    It's really hard to understand articles like this. 360/660TBW is enough "endurance" to last decades--certainly more than 20 years for the average user. These aren't server products, etc. 9999 people out of every 10,000 will replace these with newer products many, many years before the theoretical "wear-out time" of these drives...;) I'm still using a > 3-year-old 960 EVO 250GB NVMe drive with a 75TBW "endurance" estimate (when I bought it), and at present usage I've got at least 10-12 years life left in the drive. The PNY 250GB drive has an endurance estimate of > 2X that of the Samsung 960Evo 350GB NVMe drive--170TBW!

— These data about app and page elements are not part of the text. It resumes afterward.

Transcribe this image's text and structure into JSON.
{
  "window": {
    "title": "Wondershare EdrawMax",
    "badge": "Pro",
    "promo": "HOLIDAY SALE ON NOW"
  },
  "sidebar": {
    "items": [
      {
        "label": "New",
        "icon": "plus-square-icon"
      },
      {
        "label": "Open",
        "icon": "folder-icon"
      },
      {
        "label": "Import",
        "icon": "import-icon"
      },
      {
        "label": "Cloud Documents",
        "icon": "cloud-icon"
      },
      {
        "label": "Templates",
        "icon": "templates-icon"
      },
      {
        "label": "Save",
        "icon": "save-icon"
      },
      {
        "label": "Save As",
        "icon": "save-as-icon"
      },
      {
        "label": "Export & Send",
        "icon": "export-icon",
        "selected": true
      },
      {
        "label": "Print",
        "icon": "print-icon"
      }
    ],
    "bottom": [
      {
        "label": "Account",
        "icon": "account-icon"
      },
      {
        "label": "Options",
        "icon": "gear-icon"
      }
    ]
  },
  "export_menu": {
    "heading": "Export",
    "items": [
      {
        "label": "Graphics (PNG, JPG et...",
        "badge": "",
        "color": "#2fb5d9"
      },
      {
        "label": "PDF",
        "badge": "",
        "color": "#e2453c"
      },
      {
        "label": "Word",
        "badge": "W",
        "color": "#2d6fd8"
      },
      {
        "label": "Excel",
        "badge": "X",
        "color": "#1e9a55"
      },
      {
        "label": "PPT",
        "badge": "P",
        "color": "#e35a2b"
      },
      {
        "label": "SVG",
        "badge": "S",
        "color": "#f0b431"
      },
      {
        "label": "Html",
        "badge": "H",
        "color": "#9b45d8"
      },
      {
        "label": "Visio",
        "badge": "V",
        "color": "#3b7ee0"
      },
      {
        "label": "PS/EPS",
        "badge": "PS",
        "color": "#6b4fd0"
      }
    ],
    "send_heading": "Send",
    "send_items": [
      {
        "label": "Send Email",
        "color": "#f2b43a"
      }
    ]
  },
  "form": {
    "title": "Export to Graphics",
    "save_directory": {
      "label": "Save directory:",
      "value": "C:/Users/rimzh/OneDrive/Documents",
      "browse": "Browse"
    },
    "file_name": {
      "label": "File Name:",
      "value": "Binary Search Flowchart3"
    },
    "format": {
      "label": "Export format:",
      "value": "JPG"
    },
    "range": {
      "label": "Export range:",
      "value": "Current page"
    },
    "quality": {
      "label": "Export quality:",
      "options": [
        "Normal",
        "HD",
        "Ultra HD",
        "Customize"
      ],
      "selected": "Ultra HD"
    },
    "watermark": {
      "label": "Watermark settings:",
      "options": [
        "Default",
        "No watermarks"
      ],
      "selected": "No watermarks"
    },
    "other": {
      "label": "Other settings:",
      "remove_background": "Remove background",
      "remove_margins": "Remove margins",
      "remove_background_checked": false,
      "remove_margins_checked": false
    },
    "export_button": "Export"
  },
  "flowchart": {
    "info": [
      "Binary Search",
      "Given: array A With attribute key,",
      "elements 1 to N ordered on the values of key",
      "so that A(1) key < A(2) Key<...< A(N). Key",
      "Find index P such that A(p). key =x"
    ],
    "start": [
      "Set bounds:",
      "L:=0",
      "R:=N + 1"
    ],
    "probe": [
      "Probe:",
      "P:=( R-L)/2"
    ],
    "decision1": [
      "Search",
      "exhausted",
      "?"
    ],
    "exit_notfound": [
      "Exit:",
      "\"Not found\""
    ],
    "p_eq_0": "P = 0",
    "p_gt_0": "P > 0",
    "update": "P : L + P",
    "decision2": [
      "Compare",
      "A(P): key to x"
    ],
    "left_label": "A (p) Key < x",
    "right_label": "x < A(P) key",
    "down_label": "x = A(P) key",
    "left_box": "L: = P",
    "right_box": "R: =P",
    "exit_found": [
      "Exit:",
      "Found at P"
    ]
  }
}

    Endurance estimates are almost always a waste of time--look at the warranties--that's the important metric. Say you've got a TBW of 4096, like the 4TB model, but you have a 5 year drive warranty. If you put on 8 TBW per year (which you'd have to work at doing)--well, gosh, the 4,096TBW endurance estimate means jack if you've put on 44TBW by year 6 and it fails--you can kiss that 4096TBW number goodbye--doesn't mean a thing! OOOOOooops--got to buy a new drive! TBW estimates are marketing hooks for n00bs, basically, imo. Notice how the warranties are of much, much shorter duration than the TBW estimates.
    Reply
  • exploding_psu
    Should an everyday user like me be worried though? I've heard that SSD endurance really doesn't matter for regular users, but 170 TBW for the 500GB version sounds rather low. I mean who knowss what my future usage would be
    Reply